The Philippines’ Comprehensive Agrarian Reform Program (CARP) mandates that big agricultural landholdings be redistributed to agrarian reform beneficiaries (ARBs) as means to address rural poverty and agrarian issues. Included in these landholdings are those that are commercial farms and plantations. This is where the most contentious landholding issues between landlords and ARBs arise with prevailing landlord resistance hindering farmers to own lands.
To address this under the Estrada government, the Administrative Order No. 2, series of 1999 or the Joint Economic Enterprise for Productivity (JEEP) was enacted where ARBs may enter into business agreements with private investors or even to former landlords. Under the Benigno Aquino III government, this was further revised to Administrative Order No. 2, series of 2006 implementing and monitoring agribusiness venture arrangement (AVA) activities in rural areas.

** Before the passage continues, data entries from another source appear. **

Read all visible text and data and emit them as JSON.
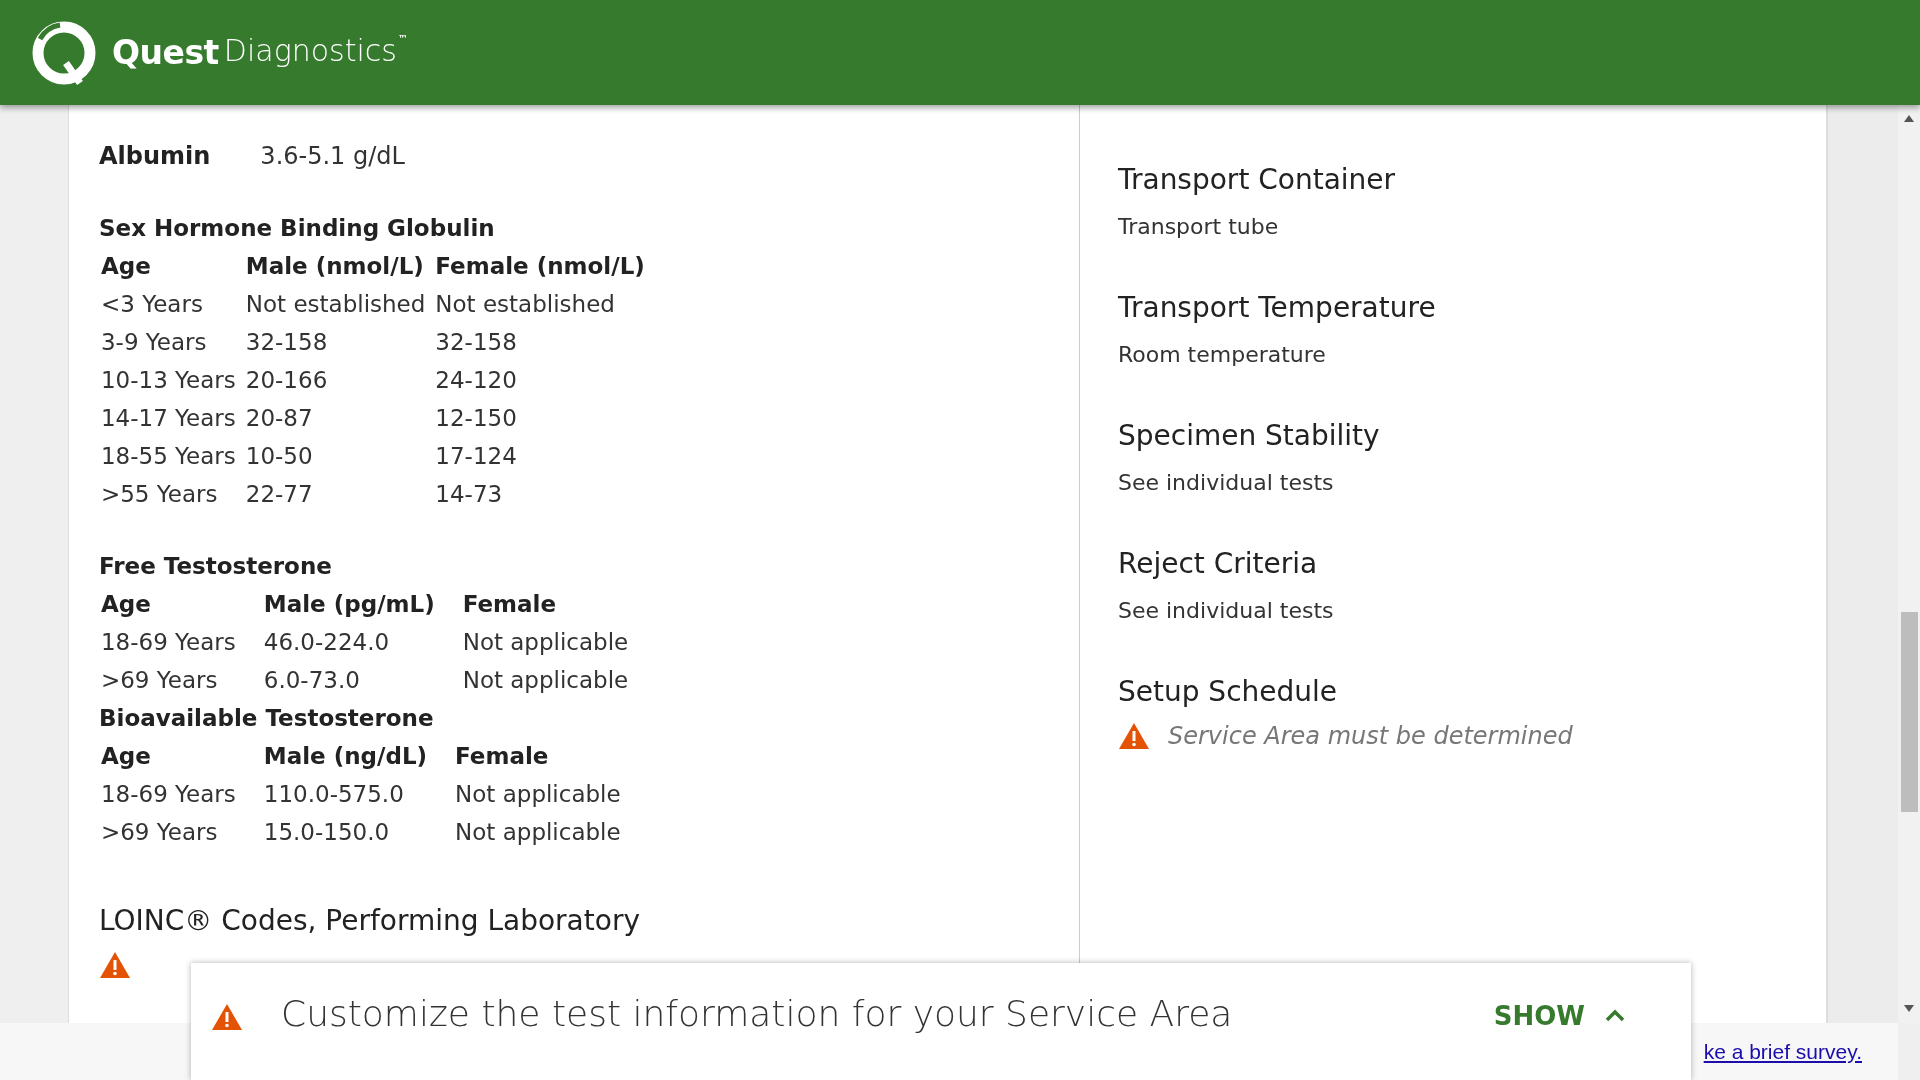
{
  "header": {
    "brand_bold": "Quest",
    "brand_light": "Diagnostics",
    "trademark": "™"
  },
  "left": {
    "albumin": {
      "label": "Albumin",
      "value": "3.6-5.1 g/dL"
    },
    "tables": [
      {
        "title": "Sex Hormone Binding Globulin",
        "columns": [
          "Age",
          "Male (nmol/L)",
          "Female (nmol/L)"
        ],
        "rows": [
          [
            "<3 Years",
            "Not established",
            "Not established"
          ],
          [
            "3-9 Years",
            "32-158",
            "32-158"
          ],
          [
            "10-13 Years",
            "20-166",
            "24-120"
          ],
          [
            "14-17 Years",
            "20-87",
            "12-150"
          ],
          [
            "18-55 Years",
            "10-50",
            "17-124"
          ],
          [
            ">55 Years",
            "22-77",
            "14-73"
          ]
        ]
      },
      {
        "title": "Free Testosterone",
        "columns": [
          "Age",
          "Male (pg/mL)",
          "Female"
        ],
        "rows": [
          [
            "18-69 Years",
            "46.0-224.0",
            "Not applicable"
          ],
          [
            ">69 Years",
            "6.0-73.0",
            "Not applicable"
          ]
        ]
      },
      {
        "title": "Bioavailable Testosterone",
        "columns": [
          "Age",
          "Male (ng/dL)",
          "Female"
        ],
        "rows": [
          [
            "18-69 Years",
            "110.0-575.0",
            "Not applicable"
          ],
          [
            ">69 Years",
            "15.0-150.0",
            "Not applicable"
          ]
        ]
      }
    ],
    "loinc": {
      "heading": "LOINC® Codes, Performing Laboratory"
    }
  },
  "right": {
    "sections": [
      {
        "kind": "text",
        "heading": "Transport Container",
        "text": "Transport tube"
      },
      {
        "kind": "text",
        "heading": "Transport Temperature",
        "text": "Room temperature"
      },
      {
        "kind": "text",
        "heading": "Specimen Stability",
        "text": "See individual tests"
      },
      {
        "kind": "text",
        "heading": "Reject Criteria",
        "text": "See individual tests"
      },
      {
        "kind": "warning",
        "heading": "Setup Schedule",
        "text": "Service Area must be determined"
      }
    ]
  },
  "banner": {
    "text": "Customize the test information for your Service Area",
    "button": "SHOW",
    "expanded": false
  },
  "footer": {
    "link": "ke a brief survey."
  }
}
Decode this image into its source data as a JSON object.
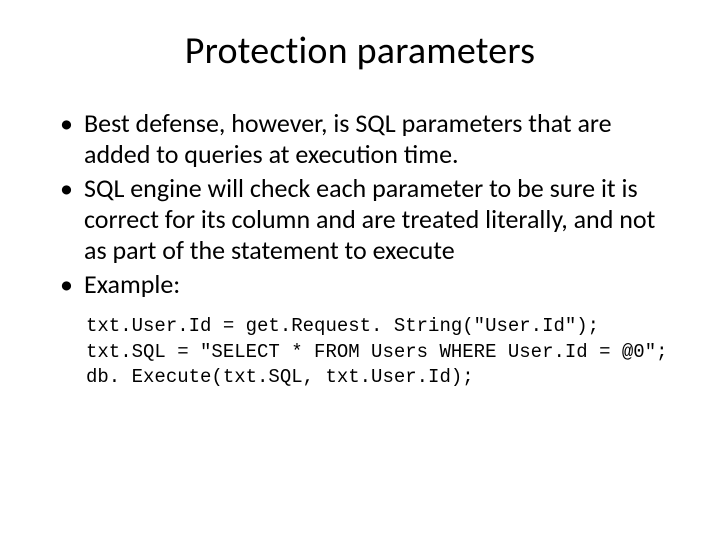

With increasing evidences that land deals and negotiations are deemed unfair to ARBs leaving them disadvantaged due to their limited capacity to evaluate contracts, new measures are proposed to protect the rights of these farmers. Hence, the AVA Bill is to be filed this 17th Congress to regulate AVA contracts and reduce asymmetries between them.
On 15 November 2016, Asian NGO Coalition for Agrarian Reform and Rural Development (ANGOC), People’s Campaign for Agrarian Reform, Inc. (AR Now!) and the International Land Coalition National Engagement Strategy (NES) Platform conducted a roundtable discussion (RTD) on The Philippines’ Experience on Agribusiness Venture Arrangement: Challenges and Ways Forward to (i) to share the result of the joint Department of Agrarian Reform (DAR) and Food and Agriculture Organization (FAO) multi-sectoral study on AVA Policy and Implementation under CARP, and (ii) to give orientation on the proposed bills on AVA.
Twenty-seven participants from CSOs, grassroots, government agencies, and legislators’ offices took part in the RTD to identify existing issues and challenges on AVAs and to provide recommendations on the proposed AVA Bill.
Some issues identified are the lack of support to ARBs after awarding of lands; low returns to ARBs; unfair ventures; lack of capacities of ARBs in engaging to contracts; lack of credit support for the non-bankable ARBs; employment law issues (e.g. contractualization of farmworkers); lack of enabling framework in the AVA policy for empowerment of farmers; DAR’s limited capacity to assist ARBs’ need for legal assistance; and land grabbing.
Among of recommendations of CSOs and farmers are the following:
- Include provisions on capacity building for ARBs on making lands productive with initial capitalization and equipment;
- Build capacities of government offices, CSOs and law groups to offer lawyering to ARBs
- Guarantee employment for every land entered into informal lease transactions or arrendo;
- Encourage good practices through incentives;
- Allow CSOs to participate in the review and monitoring of AVAs;
- Conduct market study to update the lease rental rates;
- Strengthen the role of DAR to review AVA and penalize violations of agrarian reform;
- Allow ARBs to access information of cheaper alternatives;
- Government to ensure that all export products have price index of the world market price;
- AVA contracts must be written in local dialects; and
- Setting minimum standards to AVA contracts.
 AVA “refers to entrepreneurial collaboration between ARBs and investors to implement an agribusiness venture involving lands distributed under CARP” (DAR Administrative Order No. 2, series of 2006).